| TASK TO CARRY OUT |
From the line containing "Read all visible content and emit it as JSON." through the last line, print the records exactly and nothing else.

| MATERIAL FOR THIS EXERCISE |
--*--
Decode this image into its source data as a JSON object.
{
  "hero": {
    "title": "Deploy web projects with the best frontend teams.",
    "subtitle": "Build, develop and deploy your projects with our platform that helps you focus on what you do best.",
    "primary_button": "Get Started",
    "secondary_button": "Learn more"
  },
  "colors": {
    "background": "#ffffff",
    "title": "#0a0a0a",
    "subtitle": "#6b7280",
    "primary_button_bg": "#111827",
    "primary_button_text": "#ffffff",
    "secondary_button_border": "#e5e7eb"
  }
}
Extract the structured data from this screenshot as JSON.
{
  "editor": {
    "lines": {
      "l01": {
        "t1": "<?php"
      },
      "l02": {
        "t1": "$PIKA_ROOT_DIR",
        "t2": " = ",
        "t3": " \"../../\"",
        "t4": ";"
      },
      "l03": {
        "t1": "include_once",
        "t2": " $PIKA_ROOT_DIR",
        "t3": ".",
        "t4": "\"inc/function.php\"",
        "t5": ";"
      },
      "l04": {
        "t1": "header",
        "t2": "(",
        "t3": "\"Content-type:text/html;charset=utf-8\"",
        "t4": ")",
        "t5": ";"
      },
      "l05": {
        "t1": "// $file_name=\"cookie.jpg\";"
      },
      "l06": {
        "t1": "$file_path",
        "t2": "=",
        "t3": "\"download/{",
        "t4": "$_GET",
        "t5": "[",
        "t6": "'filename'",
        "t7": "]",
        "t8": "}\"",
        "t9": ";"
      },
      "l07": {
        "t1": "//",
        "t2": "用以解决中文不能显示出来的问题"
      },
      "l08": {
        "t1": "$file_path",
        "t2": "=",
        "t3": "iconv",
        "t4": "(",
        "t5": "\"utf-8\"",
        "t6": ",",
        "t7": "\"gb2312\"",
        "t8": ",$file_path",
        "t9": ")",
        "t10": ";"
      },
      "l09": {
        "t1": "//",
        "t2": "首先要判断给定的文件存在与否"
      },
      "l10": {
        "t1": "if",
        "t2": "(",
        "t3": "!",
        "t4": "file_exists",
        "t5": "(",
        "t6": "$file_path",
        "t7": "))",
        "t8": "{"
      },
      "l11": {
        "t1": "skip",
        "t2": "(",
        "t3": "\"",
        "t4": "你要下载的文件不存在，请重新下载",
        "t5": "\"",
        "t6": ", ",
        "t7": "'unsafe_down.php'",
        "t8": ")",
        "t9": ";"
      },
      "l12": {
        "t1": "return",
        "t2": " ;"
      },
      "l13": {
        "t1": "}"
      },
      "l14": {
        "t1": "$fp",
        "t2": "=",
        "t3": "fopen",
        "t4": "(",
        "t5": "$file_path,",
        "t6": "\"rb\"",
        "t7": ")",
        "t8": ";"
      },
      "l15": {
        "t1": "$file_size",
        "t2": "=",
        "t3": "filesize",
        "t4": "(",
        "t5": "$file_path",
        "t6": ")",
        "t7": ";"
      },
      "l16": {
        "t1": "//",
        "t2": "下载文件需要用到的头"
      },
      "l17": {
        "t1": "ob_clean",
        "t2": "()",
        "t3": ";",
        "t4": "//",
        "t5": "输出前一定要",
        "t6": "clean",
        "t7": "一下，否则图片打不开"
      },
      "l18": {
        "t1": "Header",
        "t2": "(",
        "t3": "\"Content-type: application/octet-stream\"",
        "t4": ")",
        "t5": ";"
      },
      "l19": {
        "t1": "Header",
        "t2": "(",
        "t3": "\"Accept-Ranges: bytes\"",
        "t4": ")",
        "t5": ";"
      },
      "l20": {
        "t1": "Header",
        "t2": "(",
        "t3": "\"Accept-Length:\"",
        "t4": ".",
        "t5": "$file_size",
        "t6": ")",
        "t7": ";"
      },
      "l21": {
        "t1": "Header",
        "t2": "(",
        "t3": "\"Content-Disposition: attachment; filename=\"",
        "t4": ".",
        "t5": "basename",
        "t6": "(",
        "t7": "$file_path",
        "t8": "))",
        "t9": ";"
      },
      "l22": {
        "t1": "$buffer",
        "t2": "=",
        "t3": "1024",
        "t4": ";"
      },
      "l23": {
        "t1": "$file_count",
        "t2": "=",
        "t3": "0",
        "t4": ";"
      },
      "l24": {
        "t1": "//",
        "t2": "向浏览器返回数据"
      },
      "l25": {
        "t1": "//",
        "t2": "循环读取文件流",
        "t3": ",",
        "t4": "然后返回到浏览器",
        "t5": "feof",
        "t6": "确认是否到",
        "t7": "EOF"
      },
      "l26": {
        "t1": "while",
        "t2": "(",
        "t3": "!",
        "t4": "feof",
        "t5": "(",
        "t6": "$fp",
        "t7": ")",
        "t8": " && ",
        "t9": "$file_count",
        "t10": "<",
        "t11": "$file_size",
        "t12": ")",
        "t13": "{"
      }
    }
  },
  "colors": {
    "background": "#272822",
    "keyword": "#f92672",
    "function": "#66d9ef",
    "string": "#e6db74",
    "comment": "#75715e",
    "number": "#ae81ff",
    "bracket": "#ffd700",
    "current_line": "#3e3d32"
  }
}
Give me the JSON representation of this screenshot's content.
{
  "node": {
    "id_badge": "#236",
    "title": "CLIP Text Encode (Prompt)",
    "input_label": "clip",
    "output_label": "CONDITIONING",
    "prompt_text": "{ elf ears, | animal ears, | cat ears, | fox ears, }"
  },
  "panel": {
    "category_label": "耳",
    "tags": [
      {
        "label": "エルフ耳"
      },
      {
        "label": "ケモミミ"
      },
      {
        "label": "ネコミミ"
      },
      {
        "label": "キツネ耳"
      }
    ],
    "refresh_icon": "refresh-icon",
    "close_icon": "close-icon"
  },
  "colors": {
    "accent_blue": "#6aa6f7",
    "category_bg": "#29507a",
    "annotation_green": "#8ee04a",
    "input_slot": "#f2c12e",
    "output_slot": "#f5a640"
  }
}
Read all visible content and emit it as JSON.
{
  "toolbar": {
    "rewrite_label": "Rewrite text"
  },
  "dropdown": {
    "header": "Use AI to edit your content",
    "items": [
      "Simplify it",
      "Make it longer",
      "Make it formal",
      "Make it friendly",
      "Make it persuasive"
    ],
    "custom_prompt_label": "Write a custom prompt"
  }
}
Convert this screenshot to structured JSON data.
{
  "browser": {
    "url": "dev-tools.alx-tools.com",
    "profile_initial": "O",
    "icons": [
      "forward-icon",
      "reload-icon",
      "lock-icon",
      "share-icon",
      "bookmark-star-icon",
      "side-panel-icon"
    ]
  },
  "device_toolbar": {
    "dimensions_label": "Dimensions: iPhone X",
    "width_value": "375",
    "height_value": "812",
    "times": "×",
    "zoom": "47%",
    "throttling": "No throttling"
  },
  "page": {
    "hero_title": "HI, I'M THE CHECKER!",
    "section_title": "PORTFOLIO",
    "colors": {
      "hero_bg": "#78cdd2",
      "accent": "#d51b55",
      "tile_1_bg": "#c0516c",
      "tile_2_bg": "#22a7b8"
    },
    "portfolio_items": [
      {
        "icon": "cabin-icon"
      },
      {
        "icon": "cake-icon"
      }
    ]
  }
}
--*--
| YOUR SOLUTION |
Read all visible content and emit it as JSON.
{
  "toolbar": {
    "rewrite_label": "Rewrite text"
  },
  "dropdown": {
    "header": "Use AI to edit your content",
    "items": [
      "Simplify it",
      "Make it longer",
      "Make it formal",
      "Make it friendly",
      "Make it persuasive"
    ],
    "custom_prompt_label": "Write a custom prompt"
  }
}
Convert this screenshot to structured JSON data.
{
  "browser": {
    "url": "dev-tools.alx-tools.com",
    "profile_initial": "O",
    "icons": [
      "forward-icon",
      "reload-icon",
      "lock-icon",
      "share-icon",
      "bookmark-star-icon",
      "side-panel-icon"
    ]
  },
  "device_toolbar": {
    "dimensions_label": "Dimensions: iPhone X",
    "width_value": "375",
    "height_value": "812",
    "times": "×",
    "zoom": "47%",
    "throttling": "No throttling"
  },
  "page": {
    "hero_title": "HI, I'M THE CHECKER!",
    "section_title": "PORTFOLIO",
    "colors": {
      "hero_bg": "#78cdd2",
      "accent": "#d51b55",
      "tile_1_bg": "#c0516c",
      "tile_2_bg": "#22a7b8"
    },
    "portfolio_items": [
      {
        "icon": "cabin-icon"
      },
      {
        "icon": "cake-icon"
      }
    ]
  }
}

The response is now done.